**About this task**
From the entries, copy every line that carries the string "photo".

**Records shown**
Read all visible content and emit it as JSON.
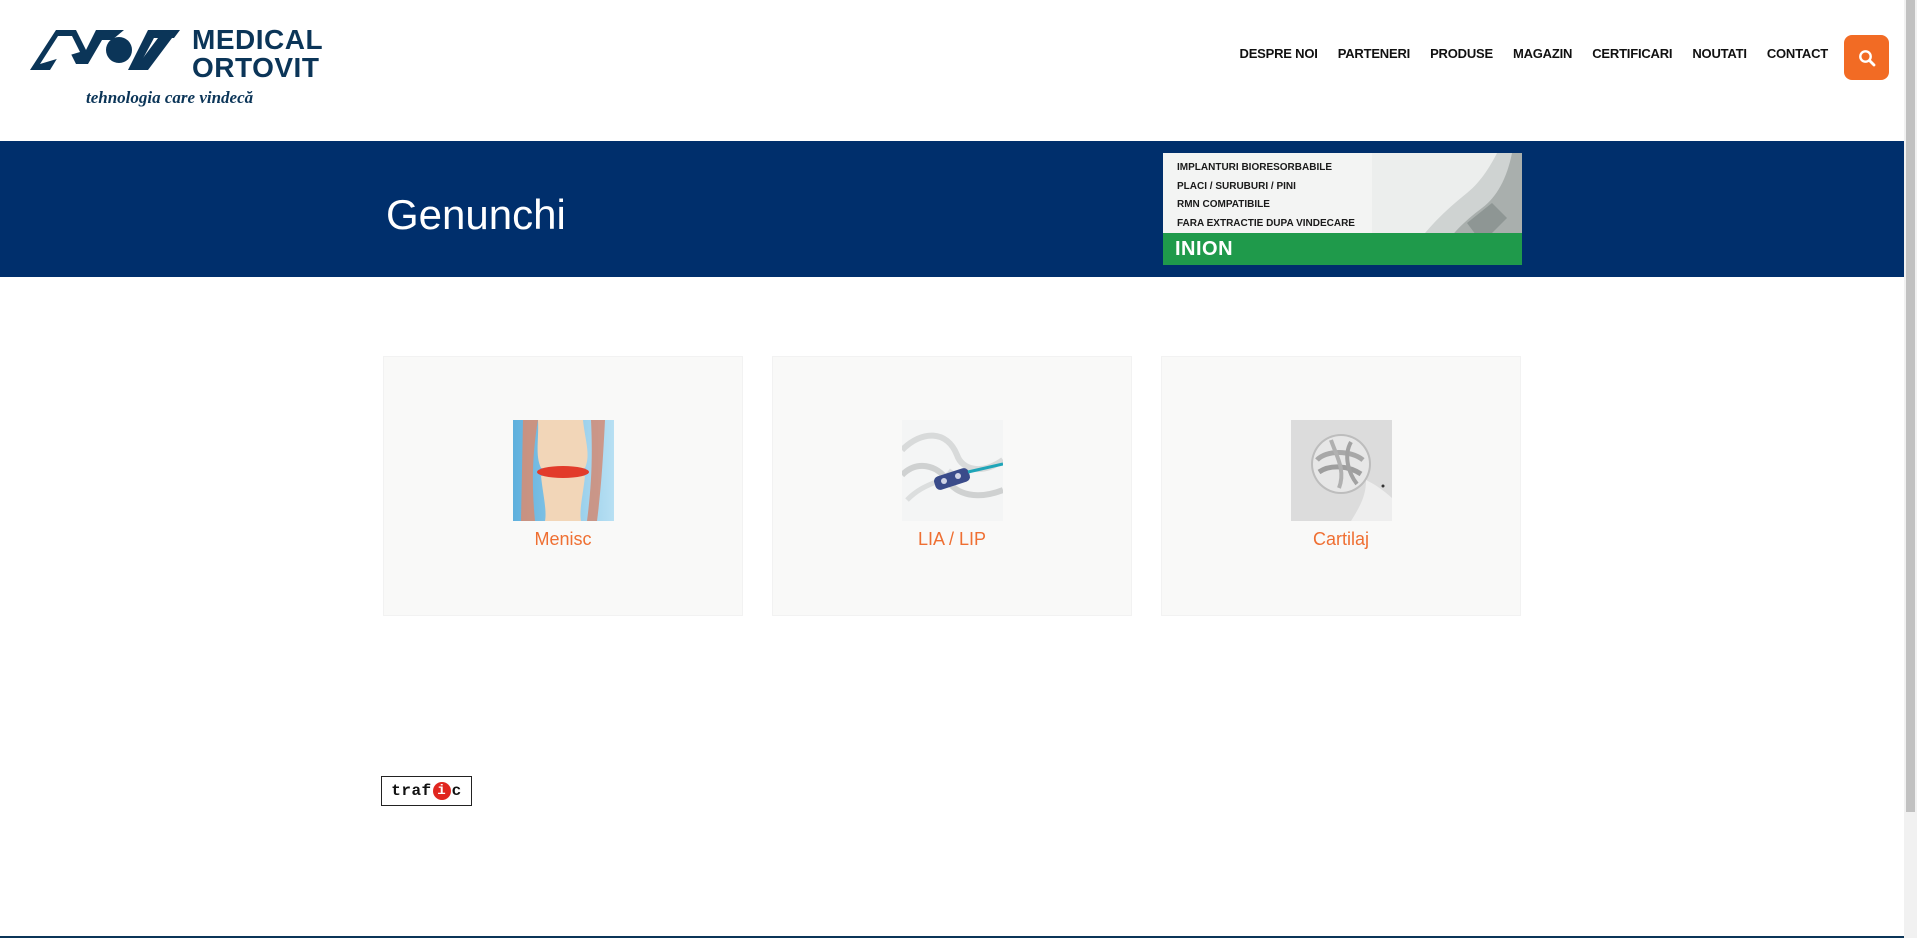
{
  "brand": {
    "name_line1": "MEDICAL",
    "name_line2": "ORTOVIT",
    "tagline": "tehnologia care vindecă",
    "color": "#0b3558"
  },
  "nav": {
    "items": [
      {
        "label": "DESPRE NOI"
      },
      {
        "label": "PARTENERI"
      },
      {
        "label": "PRODUSE"
      },
      {
        "label": "MAGAZIN"
      },
      {
        "label": "CERTIFICARI"
      },
      {
        "label": "NOUTATI"
      },
      {
        "label": "CONTACT"
      }
    ],
    "search_icon": "search-icon",
    "accent_color": "#f26b24"
  },
  "band": {
    "title": "Genunchi",
    "background": "#002f6c"
  },
  "ad": {
    "lines": [
      "IMPLANTURI BIORESORBABILE",
      "PLACI / SURUBURI / PINI",
      "RMN COMPATIBILE",
      "FARA EXTRACTIE DUPA VINDECARE"
    ],
    "brand": "INION",
    "strip_color": "#1f9a4b"
  },
  "cards": [
    {
      "label": "Menisc",
      "image": "knee-image"
    },
    {
      "label": "LIA / LIP",
      "image": "ligament-implant-image"
    },
    {
      "label": "Cartilaj",
      "image": "cartilage-scaffold-image"
    }
  ],
  "counter": {
    "text_before": "traf",
    "text_dot": "i",
    "text_after": "c"
  }
}
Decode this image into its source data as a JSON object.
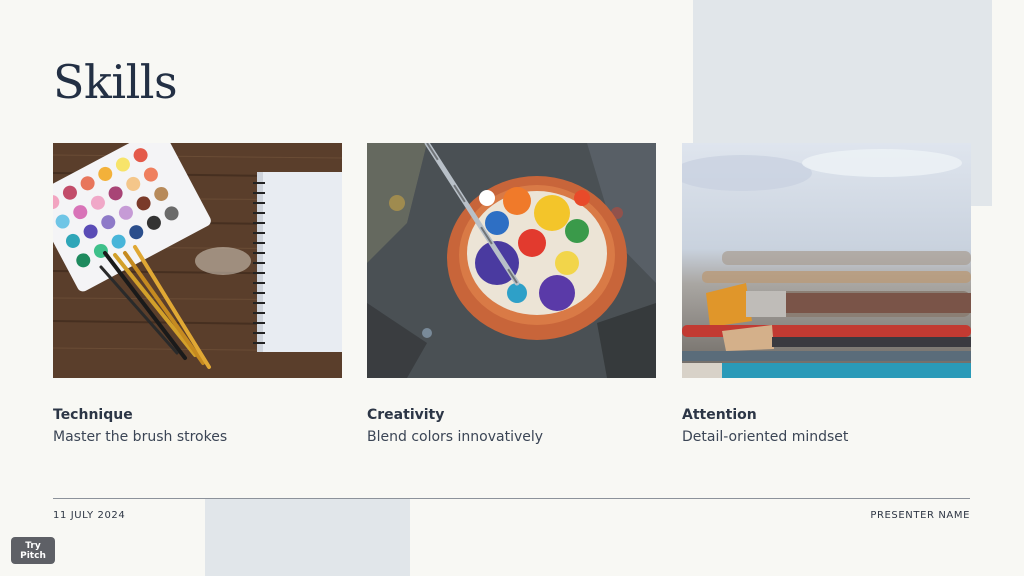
{
  "slide": {
    "title": "Skills",
    "cards": [
      {
        "heading": "Technique",
        "description": "Master the brush strokes",
        "image": "watercolor-palette-brushes-notebook-photo"
      },
      {
        "heading": "Creativity",
        "description": "Blend colors innovatively",
        "image": "paint-palette-bowl-photo"
      },
      {
        "heading": "Attention",
        "description": "Detail-oriented mindset",
        "image": "paintbrushes-closeup-photo"
      }
    ]
  },
  "footer": {
    "date": "11 JULY 2024",
    "presenter": "PRESENTER NAME"
  },
  "badge": {
    "label": "Try Pitch"
  },
  "colors": {
    "background": "#f8f8f4",
    "accent_block": "#e1e6ea",
    "text": "#233044",
    "badge": "#5e6066"
  }
}
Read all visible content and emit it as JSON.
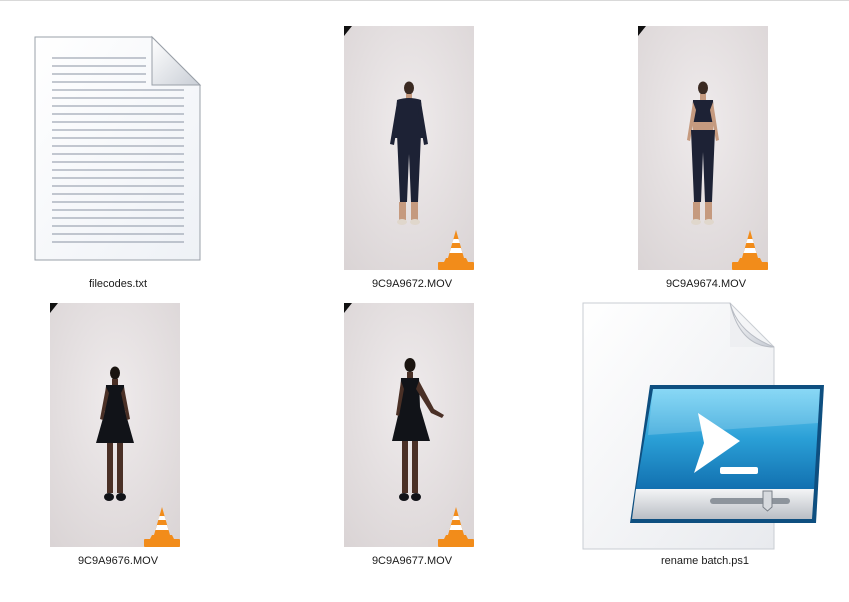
{
  "files": [
    {
      "name": "filecodes.txt",
      "type": "text-document",
      "icon": "text-document-icon"
    },
    {
      "name": "9C9A9672.MOV",
      "type": "video",
      "icon": "vlc-cone-icon"
    },
    {
      "name": "9C9A9674.MOV",
      "type": "video",
      "icon": "vlc-cone-icon"
    },
    {
      "name": "9C9A9676.MOV",
      "type": "video",
      "icon": "vlc-cone-icon"
    },
    {
      "name": "9C9A9677.MOV",
      "type": "video",
      "icon": "vlc-cone-icon"
    },
    {
      "name": "rename batch.ps1",
      "type": "powershell-script",
      "icon": "powershell-script-icon"
    }
  ],
  "colors": {
    "vlc_orange": "#f28c1a",
    "studio_bg": "#e6e1e2",
    "powershell_blue": "#2a9fd6"
  }
}
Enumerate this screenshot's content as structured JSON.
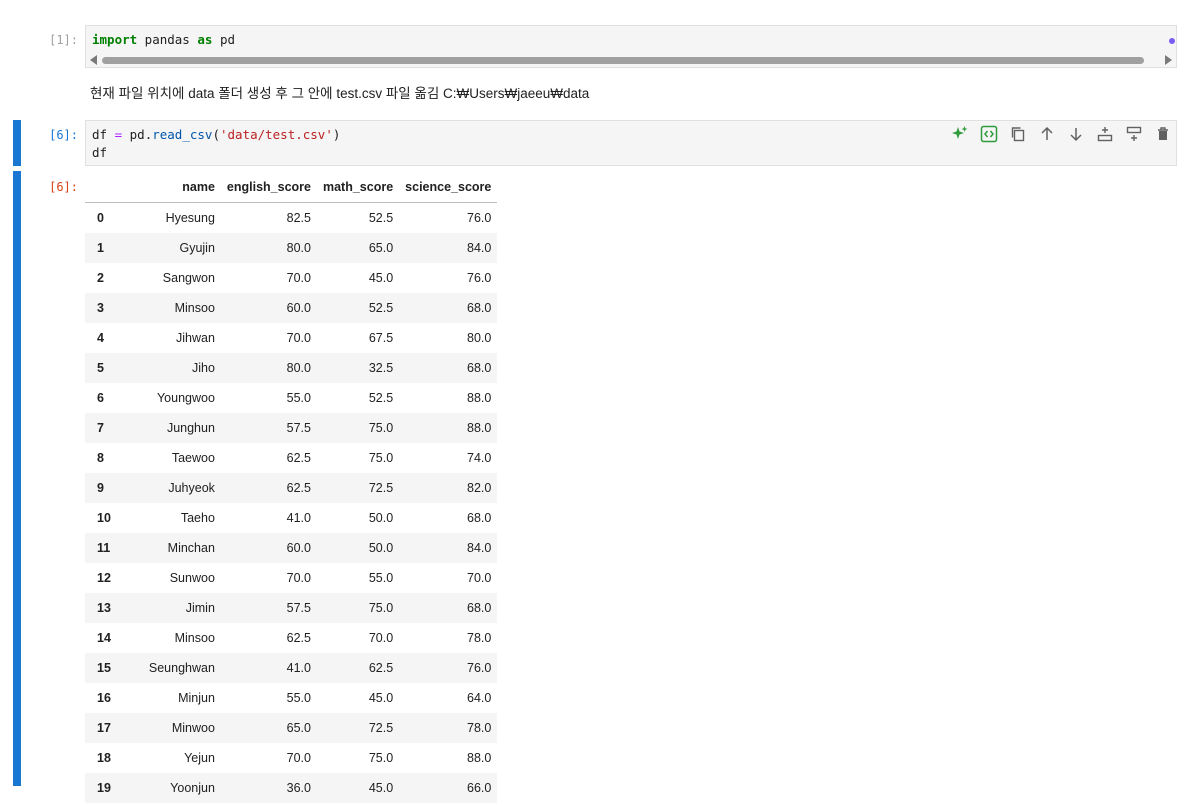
{
  "cells": {
    "import_cell": {
      "prompt": "[1]:",
      "code": {
        "kw_import": "import",
        "module": " pandas ",
        "kw_as": "as",
        "alias": " pd"
      }
    },
    "markdown_text": "현재 파일 위치에 data 폴더 생성 후 그 안에 test.csv 파일 옮김 C:₩Users₩jaeeu₩data",
    "read_cell": {
      "prompt": "[6]:",
      "code_line1": {
        "var": "df",
        "eq": " = ",
        "obj": "pd.",
        "func": "read_csv",
        "open": "(",
        "arg": "'data/test.csv'",
        "close": ")"
      },
      "code_line2": "df"
    },
    "output": {
      "prompt": "[6]:"
    }
  },
  "toolbar_icons": [
    "sparkle-icon",
    "code-toggle-icon",
    "copy-icon",
    "arrow-up-icon",
    "arrow-down-icon",
    "insert-above-icon",
    "insert-below-icon",
    "trash-icon"
  ],
  "colors": {
    "accent": "#1976d2",
    "sparkle": "#2e9c3a",
    "dirty": "#7c5cf6"
  },
  "dataframe": {
    "columns": [
      "name",
      "english_score",
      "math_score",
      "science_score"
    ],
    "rows": [
      [
        "0",
        "Hyesung",
        "82.5",
        "52.5",
        "76.0"
      ],
      [
        "1",
        "Gyujin",
        "80.0",
        "65.0",
        "84.0"
      ],
      [
        "2",
        "Sangwon",
        "70.0",
        "45.0",
        "76.0"
      ],
      [
        "3",
        "Minsoo",
        "60.0",
        "52.5",
        "68.0"
      ],
      [
        "4",
        "Jihwan",
        "70.0",
        "67.5",
        "80.0"
      ],
      [
        "5",
        "Jiho",
        "80.0",
        "32.5",
        "68.0"
      ],
      [
        "6",
        "Youngwoo",
        "55.0",
        "52.5",
        "88.0"
      ],
      [
        "7",
        "Junghun",
        "57.5",
        "75.0",
        "88.0"
      ],
      [
        "8",
        "Taewoo",
        "62.5",
        "75.0",
        "74.0"
      ],
      [
        "9",
        "Juhyeok",
        "62.5",
        "72.5",
        "82.0"
      ],
      [
        "10",
        "Taeho",
        "41.0",
        "50.0",
        "68.0"
      ],
      [
        "11",
        "Minchan",
        "60.0",
        "50.0",
        "84.0"
      ],
      [
        "12",
        "Sunwoo",
        "70.0",
        "55.0",
        "70.0"
      ],
      [
        "13",
        "Jimin",
        "57.5",
        "75.0",
        "68.0"
      ],
      [
        "14",
        "Minsoo",
        "62.5",
        "70.0",
        "78.0"
      ],
      [
        "15",
        "Seunghwan",
        "41.0",
        "62.5",
        "76.0"
      ],
      [
        "16",
        "Minjun",
        "55.0",
        "45.0",
        "64.0"
      ],
      [
        "17",
        "Minwoo",
        "65.0",
        "72.5",
        "78.0"
      ],
      [
        "18",
        "Yejun",
        "70.0",
        "75.0",
        "88.0"
      ],
      [
        "19",
        "Yoonjun",
        "36.0",
        "45.0",
        "66.0"
      ]
    ]
  }
}
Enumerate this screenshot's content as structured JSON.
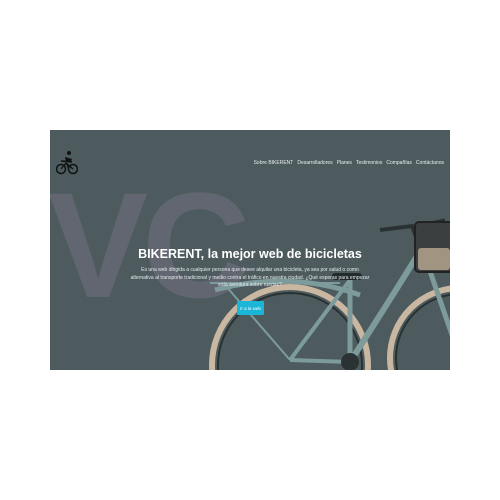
{
  "nav": {
    "items": [
      "Sobre BIKERENT",
      "Desarrolladores",
      "Planes",
      "Testimonios",
      "Compañías",
      "Contáctanos"
    ]
  },
  "hero": {
    "background_letters": "VC",
    "title": "BIKERENT, la mejor web de bicicletas",
    "description": "Es una web dirigida a cualquier persona que desee alquilar una bicicleta, ya sea por salud o como alternativa al transporte tradicional y medio contra el tráfico en nuestra ciudad. ¿Qué esperas para empezar esta aventura sobre ruedas?",
    "cta_label": "Ir a la web"
  },
  "colors": {
    "hero_bg": "#4d5b5e",
    "accent": "#19b6d8",
    "bike_frame": "#7d9b9b"
  },
  "icons": {
    "logo": "bicycle-rider-icon",
    "background_image": "bicycle-photo"
  }
}
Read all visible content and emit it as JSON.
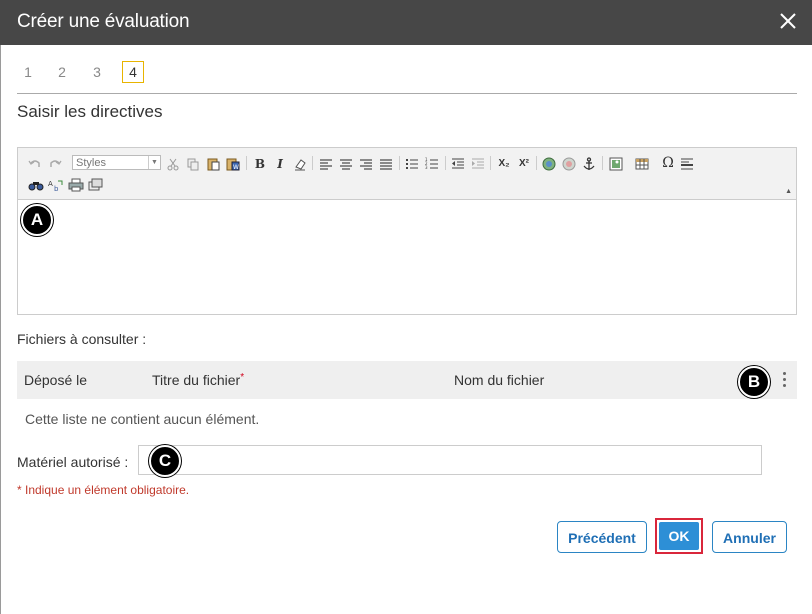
{
  "dialog": {
    "title": "Créer une évaluation"
  },
  "steps": [
    "1",
    "2",
    "3",
    "4"
  ],
  "active_step": "4",
  "section_title": "Saisir les directives",
  "editor": {
    "styles_placeholder": "Styles",
    "toolbar_icons": [
      "undo-icon",
      "redo-icon",
      "styles-select",
      "cut-icon",
      "copy-icon",
      "paste-icon",
      "paste-text-icon",
      "paste-word-icon",
      "bold-icon",
      "italic-icon",
      "remove-format-icon",
      "align-left-icon",
      "align-center-icon",
      "align-right-icon",
      "justify-icon",
      "numbered-list-icon",
      "bulleted-list-icon",
      "outdent-icon",
      "indent-icon",
      "subscript-icon",
      "superscript-icon",
      "link-icon",
      "unlink-icon",
      "anchor-icon",
      "image-icon",
      "table-icon",
      "special-char-icon",
      "horizontal-rule-icon",
      "find-icon",
      "replace-icon",
      "print-icon",
      "templates-icon"
    ],
    "bold_glyph": "B",
    "italic_glyph": "I",
    "omega_glyph": "Ω",
    "subscript_glyph": "X₂",
    "superscript_glyph": "X²",
    "content": ""
  },
  "annotations": {
    "a": "A",
    "b": "B",
    "c": "C"
  },
  "files": {
    "label": "Fichiers à consulter :",
    "columns": [
      "Déposé le",
      "Titre du fichier",
      "Nom du fichier"
    ],
    "required_marker": "*",
    "empty_text": "Cette liste ne contient aucun élément."
  },
  "materiel": {
    "label": "Matériel autorisé :",
    "value": ""
  },
  "required_note": "* Indique un élément obligatoire.",
  "buttons": {
    "previous": "Précédent",
    "ok": "OK",
    "cancel": "Annuler"
  },
  "colors": {
    "titlebar": "#474747",
    "accent": "#2d8fd6",
    "highlight": "#d9263b",
    "active_step_border": "#e8b400"
  }
}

**Response to the exercise**
        "image": "watercolor-palette-brushes-notebook-photo"
        "image": "paint-palette-bowl-photo"
        "image": "paintbrushes-closeup-photo"
    "background_image": "bicycle-photo"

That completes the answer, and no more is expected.